When in 1916 V. I. Lenin, the Russian political revolutionary, discovered Frederick W. Taylor, the American technological revolutionary, there was a paradoxical meeting of the minds. Taylor, born in Philadelphia in 1856, had introduced time-and-motion studies of workers when he was a foreman and manager at a steel plant in his twenties; these formed the basis for his widely influential theories of management science. He believed that with close observation of individual workers, any mechanical job could be divided into precisely prescribed individual movements, eliminating wasted time and energy. The activities of a factory as a whole could likewise be minutely organized. His system often provoked fierce opposition among workers, who lost virtually all freedom and control over their work, but it did often lead to great economies. It mechanized individual labor just as Ford’s assembly line mechanized factory organization. Taylor died in 1915, but the influence of his system of scientific management is still felt throughout industry.
Lenin was also impressed by the work of Frank Gilbreth, another American time-and-motion pioneer, who seemed less intent on speeding up—or exploiting—workers than on finding the one best, energy-saving way of doing work. Lenin wrote in the margin of one Gilbreth article that scientific management could provide a transition from capitalism to socialism.

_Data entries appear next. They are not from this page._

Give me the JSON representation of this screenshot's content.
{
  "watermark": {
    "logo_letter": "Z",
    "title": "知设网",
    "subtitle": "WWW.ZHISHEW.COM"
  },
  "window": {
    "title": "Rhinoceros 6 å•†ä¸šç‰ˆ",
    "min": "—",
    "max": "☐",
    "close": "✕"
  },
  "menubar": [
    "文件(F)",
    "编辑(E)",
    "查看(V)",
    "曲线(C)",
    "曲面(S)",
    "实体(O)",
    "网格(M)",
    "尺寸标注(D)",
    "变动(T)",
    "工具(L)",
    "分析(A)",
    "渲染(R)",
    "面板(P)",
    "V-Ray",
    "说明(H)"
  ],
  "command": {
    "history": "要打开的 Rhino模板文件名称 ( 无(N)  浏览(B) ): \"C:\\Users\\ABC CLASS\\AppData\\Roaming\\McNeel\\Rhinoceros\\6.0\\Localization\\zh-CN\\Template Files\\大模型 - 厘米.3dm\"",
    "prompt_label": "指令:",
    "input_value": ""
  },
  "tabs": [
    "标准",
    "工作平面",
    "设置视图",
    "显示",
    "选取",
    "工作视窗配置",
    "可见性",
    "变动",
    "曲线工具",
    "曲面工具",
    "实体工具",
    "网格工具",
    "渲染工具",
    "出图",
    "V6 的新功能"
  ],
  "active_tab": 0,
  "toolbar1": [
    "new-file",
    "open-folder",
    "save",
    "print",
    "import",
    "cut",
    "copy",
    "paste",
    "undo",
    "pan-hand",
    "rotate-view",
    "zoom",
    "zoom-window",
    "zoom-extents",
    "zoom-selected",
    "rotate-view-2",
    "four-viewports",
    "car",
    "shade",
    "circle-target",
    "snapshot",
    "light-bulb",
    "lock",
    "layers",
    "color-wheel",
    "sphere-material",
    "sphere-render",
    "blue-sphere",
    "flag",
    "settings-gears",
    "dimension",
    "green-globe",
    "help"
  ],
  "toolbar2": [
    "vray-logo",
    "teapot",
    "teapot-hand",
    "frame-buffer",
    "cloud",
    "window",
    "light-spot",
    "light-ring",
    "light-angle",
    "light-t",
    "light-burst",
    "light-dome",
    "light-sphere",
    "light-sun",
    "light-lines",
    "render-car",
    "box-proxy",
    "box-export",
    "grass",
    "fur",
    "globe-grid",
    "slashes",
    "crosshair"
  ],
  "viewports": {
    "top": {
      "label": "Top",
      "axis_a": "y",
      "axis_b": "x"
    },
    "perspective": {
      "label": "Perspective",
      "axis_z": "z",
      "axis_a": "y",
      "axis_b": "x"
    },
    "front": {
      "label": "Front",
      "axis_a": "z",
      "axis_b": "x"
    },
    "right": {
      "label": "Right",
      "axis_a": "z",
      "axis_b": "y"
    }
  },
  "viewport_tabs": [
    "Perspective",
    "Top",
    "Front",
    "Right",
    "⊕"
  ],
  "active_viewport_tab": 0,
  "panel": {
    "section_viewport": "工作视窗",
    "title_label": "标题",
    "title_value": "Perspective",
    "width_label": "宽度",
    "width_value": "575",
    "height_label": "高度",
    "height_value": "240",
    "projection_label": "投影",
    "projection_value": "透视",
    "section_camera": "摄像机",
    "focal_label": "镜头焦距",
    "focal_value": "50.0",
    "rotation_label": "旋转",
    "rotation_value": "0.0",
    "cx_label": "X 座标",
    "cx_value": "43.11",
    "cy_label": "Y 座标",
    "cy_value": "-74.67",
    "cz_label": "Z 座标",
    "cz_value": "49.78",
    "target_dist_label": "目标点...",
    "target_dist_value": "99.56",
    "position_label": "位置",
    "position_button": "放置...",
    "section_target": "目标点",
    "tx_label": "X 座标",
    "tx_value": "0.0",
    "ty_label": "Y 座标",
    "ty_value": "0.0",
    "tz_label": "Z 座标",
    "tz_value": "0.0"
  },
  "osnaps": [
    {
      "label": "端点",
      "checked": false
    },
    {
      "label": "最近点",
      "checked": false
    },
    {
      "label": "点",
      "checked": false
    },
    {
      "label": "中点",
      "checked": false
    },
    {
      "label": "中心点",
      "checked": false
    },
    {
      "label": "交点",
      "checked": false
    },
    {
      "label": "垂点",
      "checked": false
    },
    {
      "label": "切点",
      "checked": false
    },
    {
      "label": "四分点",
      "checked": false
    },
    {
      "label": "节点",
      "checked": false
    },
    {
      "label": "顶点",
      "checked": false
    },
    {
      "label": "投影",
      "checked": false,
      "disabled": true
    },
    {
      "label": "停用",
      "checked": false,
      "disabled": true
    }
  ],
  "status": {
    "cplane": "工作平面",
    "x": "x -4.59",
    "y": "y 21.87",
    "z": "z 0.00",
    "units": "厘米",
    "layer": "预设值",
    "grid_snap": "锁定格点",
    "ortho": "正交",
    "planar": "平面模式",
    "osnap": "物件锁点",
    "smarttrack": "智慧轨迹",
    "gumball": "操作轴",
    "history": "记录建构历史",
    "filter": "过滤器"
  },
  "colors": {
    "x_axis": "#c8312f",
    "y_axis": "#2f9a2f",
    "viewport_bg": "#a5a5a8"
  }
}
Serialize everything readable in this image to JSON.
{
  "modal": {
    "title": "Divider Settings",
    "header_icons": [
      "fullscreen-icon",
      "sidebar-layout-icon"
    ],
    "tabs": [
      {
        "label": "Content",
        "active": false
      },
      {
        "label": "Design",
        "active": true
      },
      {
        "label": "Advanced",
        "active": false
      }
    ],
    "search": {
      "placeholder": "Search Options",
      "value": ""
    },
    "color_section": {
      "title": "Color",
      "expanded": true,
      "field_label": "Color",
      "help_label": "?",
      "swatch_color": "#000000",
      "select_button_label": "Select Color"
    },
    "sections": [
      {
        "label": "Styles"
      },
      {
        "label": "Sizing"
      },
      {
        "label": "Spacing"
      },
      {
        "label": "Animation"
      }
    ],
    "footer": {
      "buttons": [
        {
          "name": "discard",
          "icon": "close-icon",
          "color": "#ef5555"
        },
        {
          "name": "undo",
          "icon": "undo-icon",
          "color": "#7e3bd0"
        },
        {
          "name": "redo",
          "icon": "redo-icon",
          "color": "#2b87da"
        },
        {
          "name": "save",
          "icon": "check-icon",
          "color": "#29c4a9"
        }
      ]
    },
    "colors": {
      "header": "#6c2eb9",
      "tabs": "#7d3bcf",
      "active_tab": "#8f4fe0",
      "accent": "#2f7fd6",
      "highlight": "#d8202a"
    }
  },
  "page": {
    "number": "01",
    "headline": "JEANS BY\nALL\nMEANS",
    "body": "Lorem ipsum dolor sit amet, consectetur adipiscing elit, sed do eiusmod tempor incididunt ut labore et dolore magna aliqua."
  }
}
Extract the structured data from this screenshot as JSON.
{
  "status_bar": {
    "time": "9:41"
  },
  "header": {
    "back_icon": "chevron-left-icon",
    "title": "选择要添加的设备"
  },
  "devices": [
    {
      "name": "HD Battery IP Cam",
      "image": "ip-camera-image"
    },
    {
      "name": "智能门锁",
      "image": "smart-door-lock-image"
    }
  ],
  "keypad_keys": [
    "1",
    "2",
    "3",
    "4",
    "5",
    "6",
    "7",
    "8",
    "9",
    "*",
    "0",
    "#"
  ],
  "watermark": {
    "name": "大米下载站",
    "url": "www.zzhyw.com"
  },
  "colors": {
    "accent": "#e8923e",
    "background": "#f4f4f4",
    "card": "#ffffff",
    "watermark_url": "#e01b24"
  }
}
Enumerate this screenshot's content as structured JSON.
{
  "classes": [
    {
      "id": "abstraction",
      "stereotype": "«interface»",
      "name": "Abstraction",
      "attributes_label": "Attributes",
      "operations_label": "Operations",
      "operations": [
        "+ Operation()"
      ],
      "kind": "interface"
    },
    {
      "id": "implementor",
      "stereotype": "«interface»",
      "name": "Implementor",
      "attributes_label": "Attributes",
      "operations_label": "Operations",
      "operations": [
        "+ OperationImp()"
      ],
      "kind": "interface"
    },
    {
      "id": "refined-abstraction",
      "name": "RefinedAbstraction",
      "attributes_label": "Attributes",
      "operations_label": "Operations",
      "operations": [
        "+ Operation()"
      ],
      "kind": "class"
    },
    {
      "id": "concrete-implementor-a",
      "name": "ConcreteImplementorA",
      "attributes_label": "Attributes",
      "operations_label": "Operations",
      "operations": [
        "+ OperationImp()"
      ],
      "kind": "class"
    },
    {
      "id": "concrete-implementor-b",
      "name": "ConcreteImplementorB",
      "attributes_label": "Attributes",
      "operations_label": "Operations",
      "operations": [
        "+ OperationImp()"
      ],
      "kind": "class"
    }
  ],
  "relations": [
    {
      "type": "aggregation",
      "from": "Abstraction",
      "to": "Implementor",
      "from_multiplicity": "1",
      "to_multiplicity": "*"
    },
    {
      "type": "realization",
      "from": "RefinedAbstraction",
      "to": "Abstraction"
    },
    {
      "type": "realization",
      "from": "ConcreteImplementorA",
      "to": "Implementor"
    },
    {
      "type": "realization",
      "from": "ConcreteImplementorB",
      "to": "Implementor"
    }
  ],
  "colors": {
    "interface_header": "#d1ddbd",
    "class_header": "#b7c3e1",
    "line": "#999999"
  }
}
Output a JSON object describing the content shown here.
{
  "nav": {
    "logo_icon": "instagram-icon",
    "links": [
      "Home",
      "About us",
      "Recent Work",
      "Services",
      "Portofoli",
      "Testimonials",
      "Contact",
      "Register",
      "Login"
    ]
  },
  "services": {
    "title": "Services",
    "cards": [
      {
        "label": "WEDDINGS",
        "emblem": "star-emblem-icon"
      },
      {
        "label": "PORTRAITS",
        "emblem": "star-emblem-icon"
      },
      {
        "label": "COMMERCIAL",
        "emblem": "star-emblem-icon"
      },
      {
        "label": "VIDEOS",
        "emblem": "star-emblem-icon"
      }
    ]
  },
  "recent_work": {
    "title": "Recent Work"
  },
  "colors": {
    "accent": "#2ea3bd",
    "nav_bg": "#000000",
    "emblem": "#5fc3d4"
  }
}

Lenin insisted that in his socialist state Taylorism would no longer exploit the worker for the profit of greedy capitalists but would instead greatly increase the fruits of production for the benefit of workers and peasants and would make useful his country’s large pool of unskilled peasant labor. He also perceived that Taylor’s centralized control of the workplace, work process, and workers would allow politically reliable experts to monitor the system closely during the transition from capitalism to socialism and would help root out “bourgeois saboteurs.”
A top Soviet labor leader foresaw Russia becoming a “new, flowering America,” with a new workers’ culture to fit new technology.
In the spring of 1918, as his country lay disorganized and demoralized, Lenin said: “The task that the Soviet government must set the people in all its scope is—learn to work. . . . We must organize in Russia the study and teaching of the Taylor system and systematically try it out and adapt it to our purposes.” He intended to recruit American engineers to help install the system. Soviet labor unions and some members of his own party opposed the plan, but Lenin preferred management by experts to chaotic worker control, even if the experts were, for a time, bourgeois holdovers or foreigners. He was also prepared to pay higher wages to experts and more productive workers. When American businessmen heard of his advocacy of Taylorism, they took it as proof that the American way was the one best way.